Monday, January 2nd, 2012
If you’ve found this welcome note or clicked on the link from your “verification email,” you’re probably new to our storytelling community. Whether in 6 or 600 words, that is our passion, our drive: storytelling. Our six-word tagline is “Everyone has a story—what’s yours?” Here’s part of our own story.
The most popular neighborhood in the SMITH community is Six-Word Memoirs. More than half a million Six-Word Memoirs have been written and shared by our members on Six-Word Memoirs and on our site for teen scribes, SMITH Teens. We’ve created and published seven books of Six-Word Memoirs (including a Japanese translation) and are always working on more. (For a history of the project, watch this video from the PopTech conference). Who knows? Your memoir might be included in our next book. And you’ll be in good company, too: some of our favorite storytellers such Stephen Colbert, Frank McCourt, Chelsea Handler, Dave Eggers, Malcolm Gladwell, Sarah Silverman, Mario Batali, among others, have penned Six-Word Memoirs, too.
At the heart of soul of Six Words, and the SMITH community overall, are the regular folks who read and write stories here every day. So what makes a great community? Great community members. Here are six secrets to having a great experience on SMITH.
1) Show and Tell. When you sign up and create a profile (we ask only for very basic, not-so-secret info) you’ll be able to add a photo or icon that will appear with each of your posted memoirs.
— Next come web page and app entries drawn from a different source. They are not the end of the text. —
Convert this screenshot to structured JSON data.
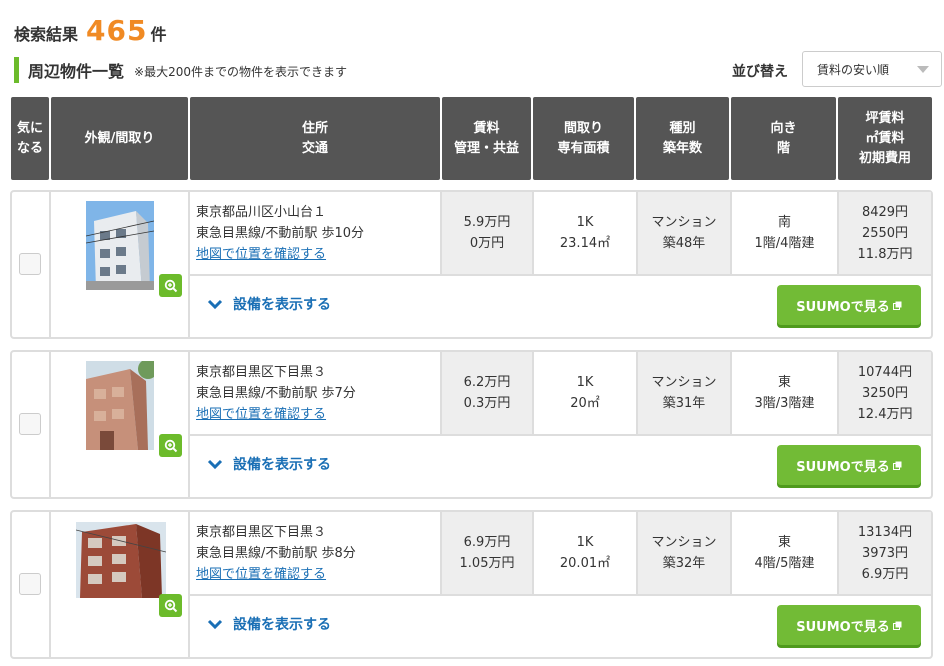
{
  "search": {
    "label": "検索結果",
    "count": "465",
    "unit": "件"
  },
  "section": {
    "title": "周辺物件一覧",
    "note": "※最大200件までの物件を表示できます"
  },
  "sort": {
    "label": "並び替え",
    "selected": "賃料の安い順"
  },
  "table_headers": {
    "favorite": "気に\nなる",
    "photo": "外観/間取り",
    "address": "住所\n交通",
    "rent": "賃料\n管理・共益",
    "layout": "間取り\n専有面積",
    "type": "種別\n築年数",
    "direction": "向き\n階",
    "tsubo": "坪賃料\n㎡賃料\n初期費用"
  },
  "listings": [
    {
      "address": "東京都品川区小山台１",
      "access": "東急目黒線/不動前駅 歩10分",
      "map_link": "地図で位置を確認する",
      "rent": "5.9万円",
      "fee": "0万円",
      "layout": "1K",
      "area": "23.14㎡",
      "type": "マンション",
      "age": "築48年",
      "direction": "南",
      "floor": "1階/4階建",
      "tsubo": "8429円",
      "sqm": "2550円",
      "initial": "11.8万円",
      "equip": "設備を表示する",
      "suumo": "SUUMOで見る"
    },
    {
      "address": "東京都目黒区下目黒３",
      "access": "東急目黒線/不動前駅 歩7分",
      "map_link": "地図で位置を確認する",
      "rent": "6.2万円",
      "fee": "0.3万円",
      "layout": "1K",
      "area": "20㎡",
      "type": "マンション",
      "age": "築31年",
      "direction": "東",
      "floor": "3階/3階建",
      "tsubo": "10744円",
      "sqm": "3250円",
      "initial": "12.4万円",
      "equip": "設備を表示する",
      "suumo": "SUUMOで見る"
    },
    {
      "address": "東京都目黒区下目黒３",
      "access": "東急目黒線/不動前駅 歩8分",
      "map_link": "地図で位置を確認する",
      "rent": "6.9万円",
      "fee": "1.05万円",
      "layout": "1K",
      "area": "20.01㎡",
      "type": "マンション",
      "age": "築32年",
      "direction": "東",
      "floor": "4階/5階建",
      "tsubo": "13134円",
      "sqm": "3973円",
      "initial": "6.9万円",
      "equip": "設備を表示する",
      "suumo": "SUUMOで見る"
    }
  ],
  "colors": {
    "accent_orange": "#f08a24",
    "green": "#6cbb2b",
    "header_bg": "#555555",
    "link": "#1a6fb5"
  }
}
You can also answer a few questions about yourself that will give others a sense of who you are. Both are optional but recommended to help make the online connection with your Six-Word neighbors.
2) Give More Than Six Words. When members stick around a while and engage with other writers, the site and often the lives of each member get richer. Go beyond posting memoirs. Read others’ memoirs and stories. If it moves you, confuses you, relates to you or astonishes you, leave a comment in the box—one member comments on one new member’s story every day. If you love it and want to save it on your personal page, click on “Favorite.” Or if you’re feeling shy, send a private note to the author via the “Contact Me” box, found under each person’s name on their personal page. Click on their name below the memoir to get to the personal page.
3) Ask For Help. Every community member was once a newbie here. Everyone has grappled with glitches and gremlins yet came out swingin’ with awesome memoirs. Several members have become what we refer to as “power users.” These are the folks who post, comment, question and communicate with other members on a daily or almost daily basis. You’ll have no trouble figuring out who they are. These members possess a varied and useful cache of information about how to navigate this site smoothly. They are usually generous with both their time and knowledge. Use the “Contact me” box or the “Comment ” box (if the question pertains to a specific memoir or story). Asking a question can be a great ice-breaker! For less-than-live help with technical issues on the site, check out the Help page.
4) Civility in the Community. Freedom of speech is a marvelous privilege that, regardless of country of origin, we all share here. “Do unto others” is an equally marvelous rule of thumb, regardless of religious preference, to use around the world and in this space. For specifics please read our Terms of Service, where you’ll find our number-one rule: Be polite. In general, criticism is okay, while name-calling or otherwise trashing someone or their words is not.
5) Spread the Word. Like what’s happening here? Tell your friends, family, co-workers, etc. Keep Six Words infused with new blood and creativity. We have great buttons to click and share memoirs that you love. Email it, Facebook it, Tweet it or shout it from the rooftops—we count on our community to help get the word out. Know a teacher? One of the most wonderful things to emerge from the Six-Word Memoir project is how teachers from across the world have taken the form into their classrooms. In our Six in Schools blog we regularly feature classrooms, from after-school programs to art schools, and even Yale Law School.
Really want to become involved and spread the word? Go live! Organize a Six-Word Meetup in your own community. Pick a place to meet, whether a living room or cafe, and swap Sixes and stories with others near you. We also holdSix Words Live shows a few times a year in NYC and elsewhere.
6) Keep Writing. Many community members have written thousands of stories. Over at Smith Teens it’s not uncommon for some members to write thousands (really) of Six-Word Memoirs. On our blog you might be one of our picks for Memoirs of the Week. And each “Member of the Month” is rewarded with a legendary SMITH tee.
Welcome to our world of passionate, personal and true storytelling. We hope you’ll jump in.
Larry Smith, editor